No. This does not make you eligible for a MNO citizenship card.

Q: I self-identify as Métis and my ancestors come from the Toronto area. Am I eligible for a MNO citizenship card?

No. This does not make you eligible for an MNO citizenship card.

Q: I understand that there are 6 identified historic Métis communities in Ontario, which are in addition to the historic Sault Ste. Marie Métis Community affirmed in the Powley decision. These historic Métis communities were jointly announced by MNO and Ontario in August 2017. How did the MNO and Ontario identify these communities?

These communities are not new they have been widely recognized in Ontario since before the MNO existed. The story of these communities goes back generations, but objective contemporary research was only able to be conducted more recently. Following the decision of the Supreme Court of Canada in R v. Powley in 2003, rather than embark on costly litigation to use the courts to pursue the recognition of each Métis community in Ontario, the MNO worked with its legal counsel and Ontario to develop a process to jointly assess and commission evidence related to the possible existence of historic Métis communities in Ontario.

This evidence was organized based on a rigorous process and the test established in the Powley decision which requires: demographic evidence (census records and other historic documents); proof of shared customs and traditions; and proof of collective identity. This work was focused only on identifying potential historic Métis communities, not contemporary rights-bearing Métis communities. This collaborative process took more than five years to complete. During this time, the MNO and Ontario:

  • Reviewed existing research

  • Commissioned additional research
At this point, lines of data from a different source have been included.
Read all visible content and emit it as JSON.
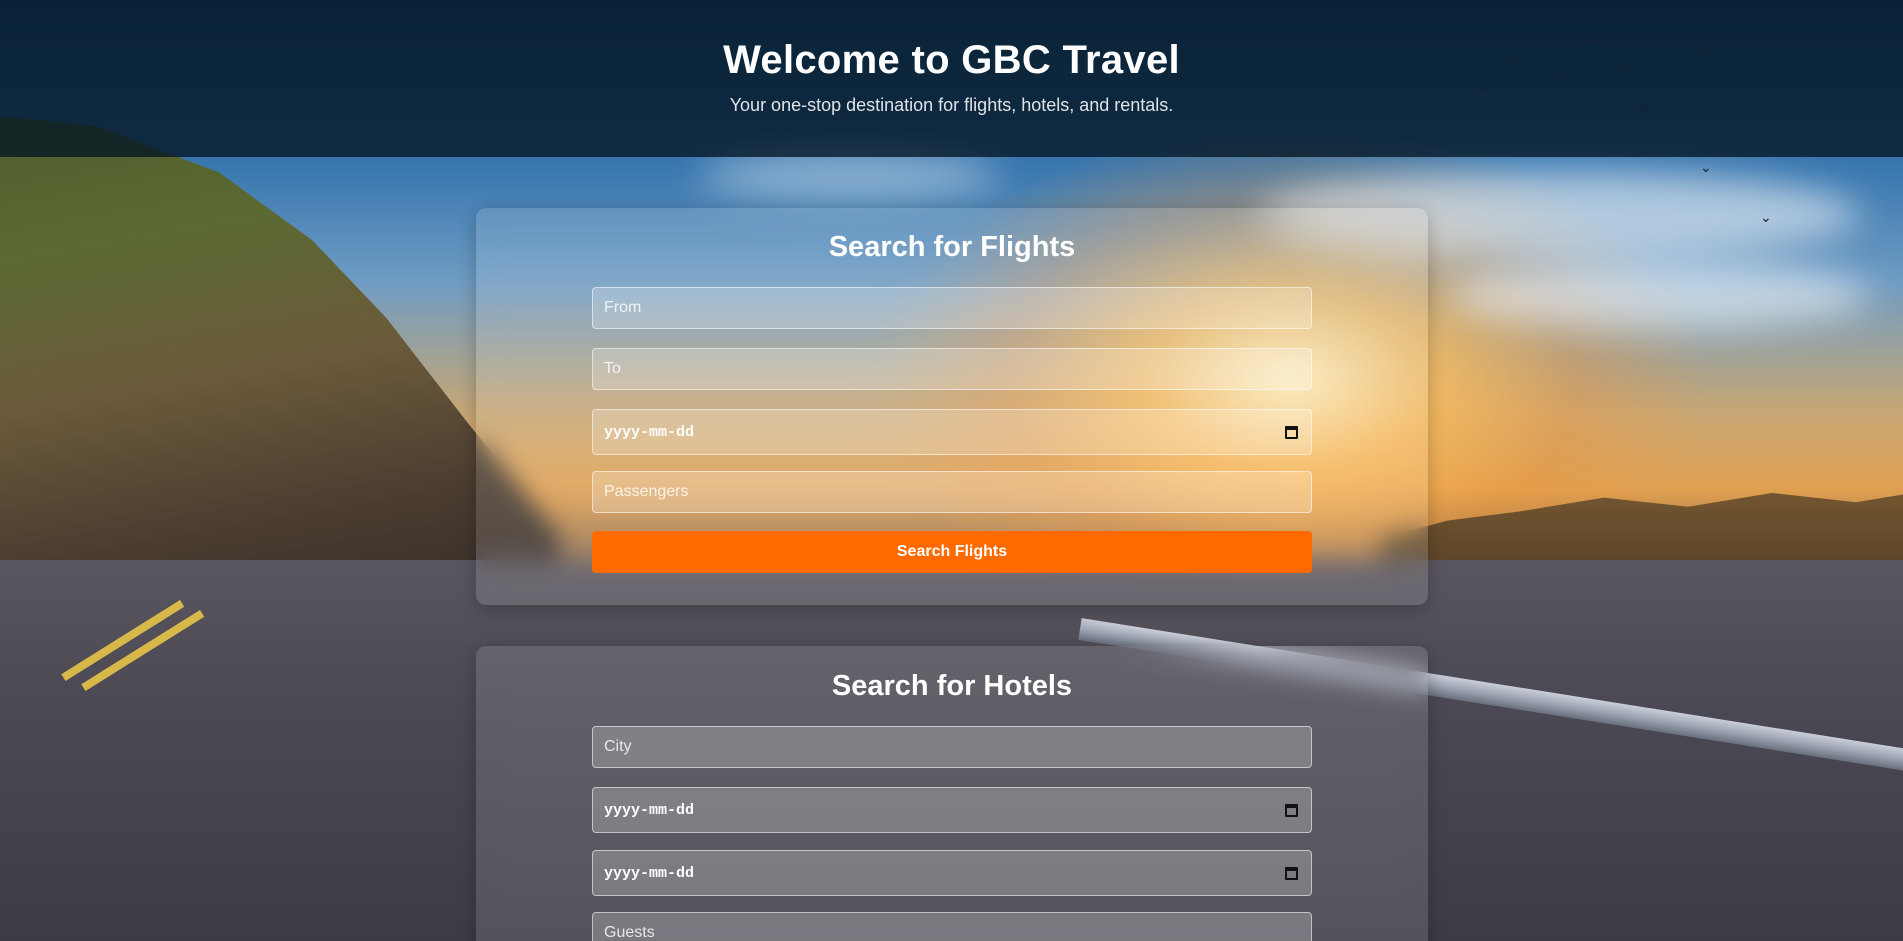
{
  "header": {
    "title": "Welcome to GBC Travel",
    "subtitle": "Your one-stop destination for flights, hotels, and rentals."
  },
  "flights": {
    "heading": "Search for Flights",
    "from_placeholder": "From",
    "to_placeholder": "To",
    "date_placeholder": "yyyy-mm-dd",
    "passengers_placeholder": "Passengers",
    "submit_label": "Search Flights"
  },
  "hotels": {
    "heading": "Search for Hotels",
    "city_placeholder": "City",
    "checkin_placeholder": "yyyy-mm-dd",
    "checkout_placeholder": "yyyy-mm-dd",
    "guests_placeholder": "Guests"
  },
  "icons": {
    "date_picker": "calendar-icon"
  },
  "colors": {
    "accent": "#ff6a00",
    "header_overlay": "#041624",
    "text_primary": "#ffffff"
  }
}
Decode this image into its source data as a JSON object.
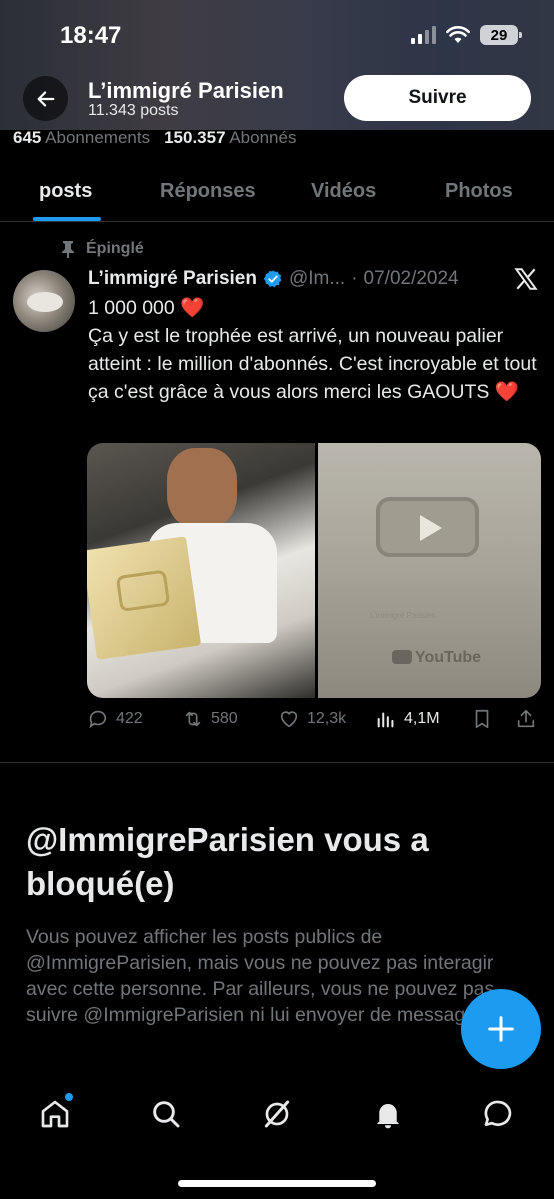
{
  "status_bar": {
    "time": "18:47",
    "battery": "29"
  },
  "header": {
    "name": "L’immigré Parisien",
    "post_count": "11.343 posts",
    "follow_label": "Suivre"
  },
  "stats": {
    "following_count": "645",
    "following_label": "Abonnements",
    "followers_count": "150.357",
    "followers_label": "Abonnés"
  },
  "tabs": [
    {
      "label": "posts",
      "active": true
    },
    {
      "label": "Réponses",
      "active": false
    },
    {
      "label": "Vidéos",
      "active": false
    },
    {
      "label": "Photos",
      "active": false
    }
  ],
  "tweet": {
    "pinned_label": "Épinglé",
    "author": "L’immigré Parisien",
    "handle": "@Im...",
    "separator": "·",
    "date": "07/02/2024",
    "line1": "1 000 000 ",
    "line2": "Ça y est le trophée est arrivé, un nouveau palier atteint : le million d'abonnés. C'est incroyable et tout ça c'est grâce à vous alors merci les GAOUTS ",
    "heart": "❤️",
    "image_caption": "L'immigré Parisien",
    "image_brand": "YouTube",
    "replies": "422",
    "reposts": "580",
    "likes": "12,3k",
    "views": "4,1M"
  },
  "blocked": {
    "title": "@ImmigreParisien vous a bloqué(e)",
    "description": "Vous pouvez afficher les posts publics de @ImmigreParisien, mais vous ne pouvez pas interagir avec cette personne. Par ailleurs, vous ne pouvez pas suivre @ImmigreParisien ni lui envoyer de messages."
  },
  "icons": {
    "back": "arrow-left-icon",
    "pin": "pin-icon",
    "verified": "verified-badge-icon",
    "x_logo": "x-logo-icon",
    "reply": "reply-icon",
    "repost": "repost-icon",
    "like": "heart-icon",
    "views": "views-icon",
    "bookmark": "bookmark-icon",
    "share": "share-icon",
    "compose": "plus-icon",
    "home": "home-icon",
    "search": "search-icon",
    "grok": "grok-icon",
    "notifications": "bell-icon",
    "messages": "messages-icon"
  },
  "colors": {
    "accent": "#1d9bf0",
    "background": "#000000",
    "muted": "#71767b",
    "text": "#e7e9ea"
  }
}
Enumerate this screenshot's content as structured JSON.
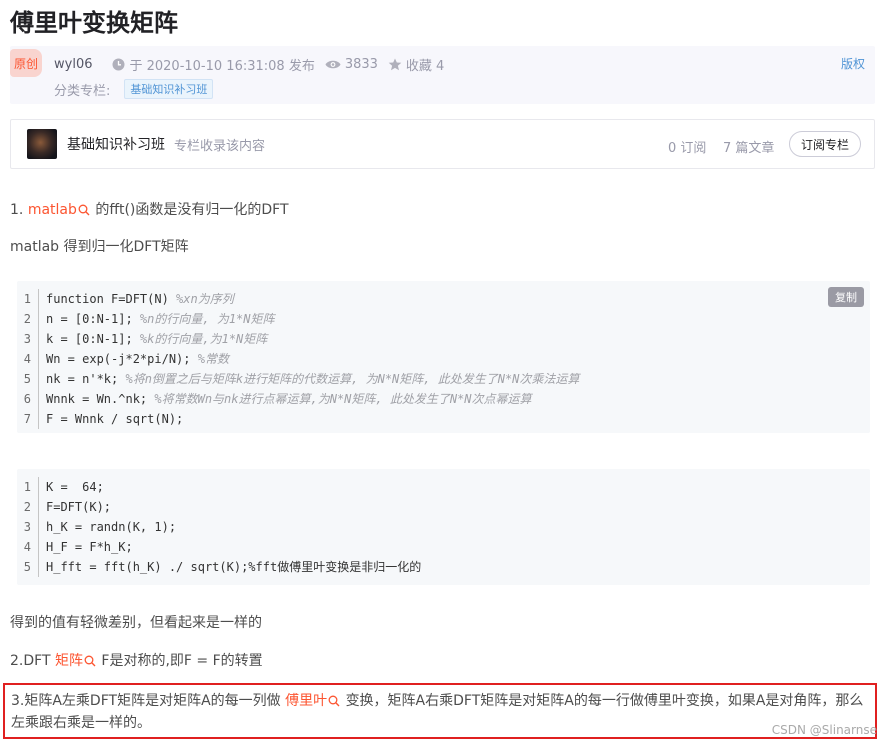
{
  "article": {
    "title": "傅里叶变换矩阵",
    "badge": "原创",
    "author": "wyl06",
    "datetime": "于 2020-10-10 16:31:08 发布",
    "views": "3833",
    "favorites": "收藏 4",
    "category_label": "分类专栏:",
    "category_tag": "基础知识补习班",
    "copyright": "版权"
  },
  "column": {
    "name": "基础知识补习班",
    "desc": "专栏收录该内容",
    "subscribers": "0 订阅",
    "articles": "7 篇文章",
    "subscribe_button": "订阅专栏"
  },
  "content": {
    "p1_prefix": "1.",
    "p1_link": "matlab",
    "p1_rest": "的fft()函数是没有归一化的DFT",
    "p2": "matlab 得到归一化DFT矩阵",
    "copy_button": "复制",
    "code1": [
      {
        "n": "1",
        "code": "function F=DFT(N) ",
        "comment": "%xn为序列"
      },
      {
        "n": "2",
        "code": "n = [0:N-1]; ",
        "comment": "%n的行向量, 为1*N矩阵"
      },
      {
        "n": "3",
        "code": "k = [0:N-1]; ",
        "comment": "%k的行向量,为1*N矩阵"
      },
      {
        "n": "4",
        "code": "Wn = exp(-j*2*pi/N); ",
        "comment": "%常数"
      },
      {
        "n": "5",
        "code": "nk = n'*k; ",
        "comment": "%将n倒置之后与矩阵k进行矩阵的代数运算, 为N*N矩阵, 此处发生了N*N次乘法运算"
      },
      {
        "n": "6",
        "code": "Wnnk = Wn.^nk; ",
        "comment": "%将常数Wn与nk进行点幂运算,为N*N矩阵, 此处发生了N*N次点幂运算"
      },
      {
        "n": "7",
        "code": "F = Wnnk / sqrt(N);",
        "comment": ""
      }
    ],
    "code2": [
      {
        "n": "1",
        "code": "K =  64;"
      },
      {
        "n": "2",
        "code": "F=DFT(K);"
      },
      {
        "n": "3",
        "code": "h_K = randn(K, 1);"
      },
      {
        "n": "4",
        "code": "H_F = F*h_K;"
      },
      {
        "n": "5",
        "code": "H_fft = fft(h_K) ./ sqrt(K);%fft做傅里叶变换是非归一化的"
      }
    ],
    "p3": "得到的值有轻微差别，但看起来是一样的",
    "p4_prefix": "2.DFT",
    "p4_link": "矩阵",
    "p4_rest": "F是对称的,即F = F的转置",
    "p5_prefix": "3.矩阵A左乘DFT矩阵是对矩阵A的每一列做",
    "p5_link": "傅里叶",
    "p5_rest": "变换，矩阵A右乘DFT矩阵是对矩阵A的每一行做傅里叶变换，如果A是对角阵，那么左乘跟右乘是一样的。",
    "watermark": "CSDN @Slinarnse"
  }
}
  • Altogether, over 25 historic reports were extensively reviewed which were supported by thousands of historic documents

These reports are all available on the MNO’s website. All of these reports were prepared by independent professional historians and ethno-historians. Based on this collaborative review and focused on the guidance in Powley, MNO and Ontario were able to make joint conclusions as to where in Ontario historic Métis communities existed. These identified historic Métis communities do not cover all of Ontario. As expected, and as our members already knew, the evidence demonstrated that they were situated around the historic fur trade routes of the Great Lakes, other Ontario waterways and largely align with what has been referred to as the historic northwest.

Q: Is it true that all Métis Nation Governments were fully behind the MNO and the Powley family as the Powley case weaved its way successfully through every level of court until the eventual victory in the Supreme Court of Canada?

Yes, the Métis National Council and all its governing members (Métis Nation of Ontario, Manitoba Metis Federation (MMF), Métis Nation of Alberta (MNA), Métis Nation Saskatchewan and the Métis Nation British Columbia (MNBC) were fully behind the Powley family and the MNO before, during and after the decision came down. See the Métis National Council’s Update on National Matters October, 2019.

Q: Is it true that this was the first successful Section 35 Métis rights case anywhere in Canada?

Yes, Powley remains one of the most important Section 35 Métis rights decisions. The Supreme Court of Canada affirmed in Powley—consistent with the submissions of the MNO—that: The term “Métis” in s. 35 does not encompass all individuals with mixed Indian and European heritage; rather,it refers to distinctive peoples who, in addition to their mixed ancestry, developed their own customs, way of life, and recognizable group identity separate from their Indian or Inuit and European forebears. The Courtestablished a test for demonstrating the existence of a historic Métis community. The decision in Powley resulted in tremendous benefits for the Métis Nation and all Métis Nation Governments.

Q: Is it true that Métis National Council President Clem Chartier was co-counsel on the Métis National Council’s intervention in support of the Powley Case?